Copies of all lines that contain "tree" are needed; take them from the data below.

[Data about app and page elements]
* * *

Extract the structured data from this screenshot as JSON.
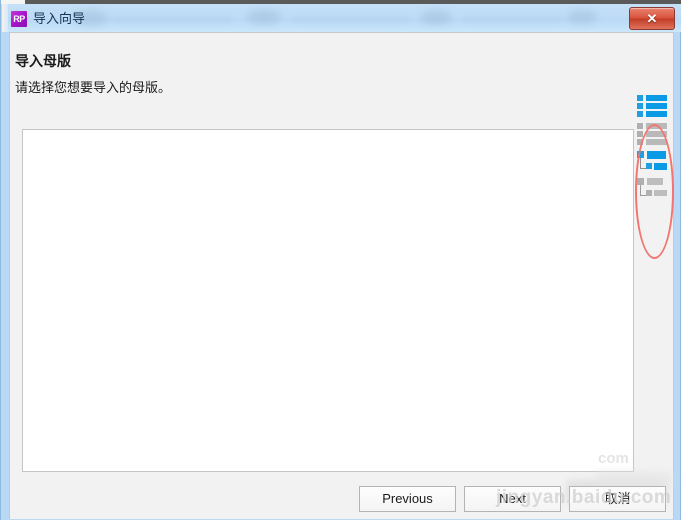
{
  "window": {
    "title": "导入向导",
    "app_icon_label": "RP",
    "close_label": "✕",
    "accent_blue": "#b8d8f5",
    "body_bg": "#f2f2f2",
    "close_red": "#d9533c",
    "icon_purple": "#a715c9"
  },
  "header": {
    "heading": "导入母版",
    "subheading": "请选择您想要导入的母版。"
  },
  "list_panel": {
    "items": [],
    "empty": true
  },
  "view_tools": {
    "annotation_color": "#f4756f",
    "items": [
      {
        "name": "list-view-large-active",
        "state": "active",
        "color": "#0b9ae5"
      },
      {
        "name": "list-view-large-inactive",
        "state": "inactive",
        "color": "#b9b9b9"
      },
      {
        "name": "tree-view-active",
        "state": "active",
        "color": "#0b9ae5"
      },
      {
        "name": "tree-view-inactive",
        "state": "inactive",
        "color": "#b9b9b9"
      }
    ]
  },
  "footer": {
    "previous_label": "Previous",
    "next_label": "Next",
    "cancel_label": "取消"
  },
  "watermark": {
    "text": "jingyan.baidu.com",
    "ghost_text": "com"
  }
}
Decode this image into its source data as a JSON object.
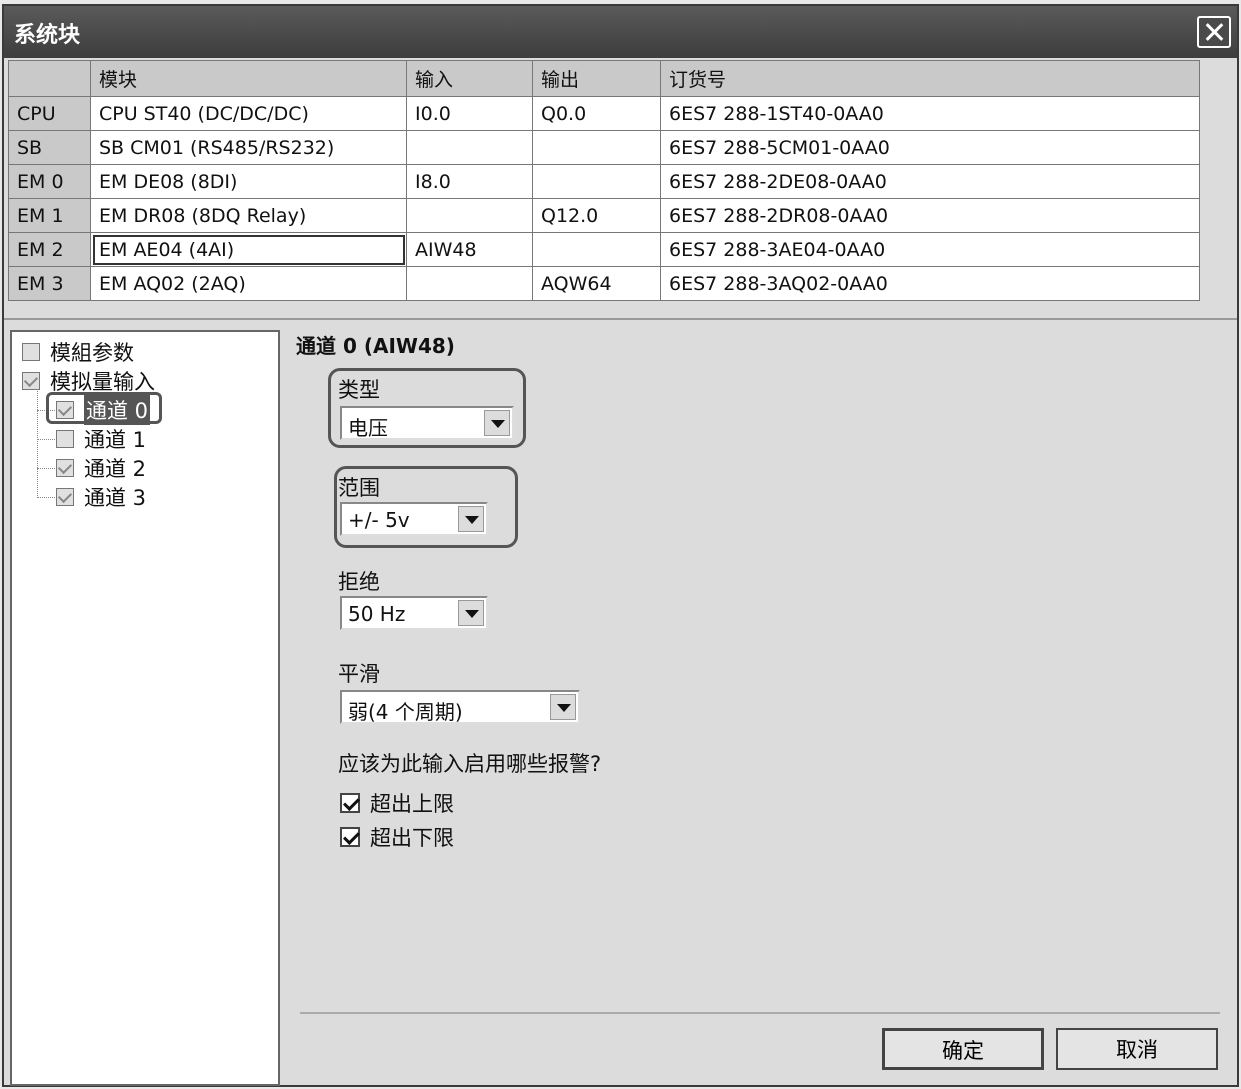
{
  "window": {
    "title": "系统块"
  },
  "modules_table": {
    "headers": [
      "模块",
      "输入",
      "输出",
      "订货号"
    ],
    "rows": [
      {
        "slot": "CPU",
        "module": "CPU ST40 (DC/DC/DC)",
        "input": "I0.0",
        "output": "Q0.0",
        "order": "6ES7 288-1ST40-0AA0"
      },
      {
        "slot": "SB",
        "module": "SB CM01 (RS485/RS232)",
        "input": "",
        "output": "",
        "order": "6ES7 288-5CM01-0AA0"
      },
      {
        "slot": "EM 0",
        "module": "EM DE08 (8DI)",
        "input": "I8.0",
        "output": "",
        "order": "6ES7 288-2DE08-0AA0"
      },
      {
        "slot": "EM 1",
        "module": "EM DR08 (8DQ Relay)",
        "input": "",
        "output": "Q12.0",
        "order": "6ES7 288-2DR08-0AA0"
      },
      {
        "slot": "EM 2",
        "module": "EM AE04 (4AI)",
        "input": "AIW48",
        "output": "",
        "order": "6ES7 288-3AE04-0AA0"
      },
      {
        "slot": "EM 3",
        "module": "EM AQ02 (2AQ)",
        "input": "",
        "output": "AQW64",
        "order": "6ES7 288-3AQ02-0AA0"
      }
    ]
  },
  "tree": {
    "items": [
      {
        "label": "模組参数"
      },
      {
        "label": "模拟量输入"
      },
      {
        "label": "通道 0"
      },
      {
        "label": "通道 1"
      },
      {
        "label": "通道 2"
      },
      {
        "label": "通道 3"
      }
    ]
  },
  "panel": {
    "title": "通道 0 (AIW48)",
    "type_label": "类型",
    "type_value": "电压",
    "range_label": "范围",
    "range_value": "+/- 5v",
    "reject_label": "拒绝",
    "reject_value": "50 Hz",
    "smooth_label": "平滑",
    "smooth_value": "弱(4 个周期)",
    "alarm_question": "应该为此输入启用哪些报警?",
    "alarm_upper": "超出上限",
    "alarm_lower": "超出下限"
  },
  "buttons": {
    "ok": "确定",
    "cancel": "取消"
  }
}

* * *

* _Reply to the task_
        "name": "tree-view-active",
        "name": "tree-view-inactive",
  "tree": {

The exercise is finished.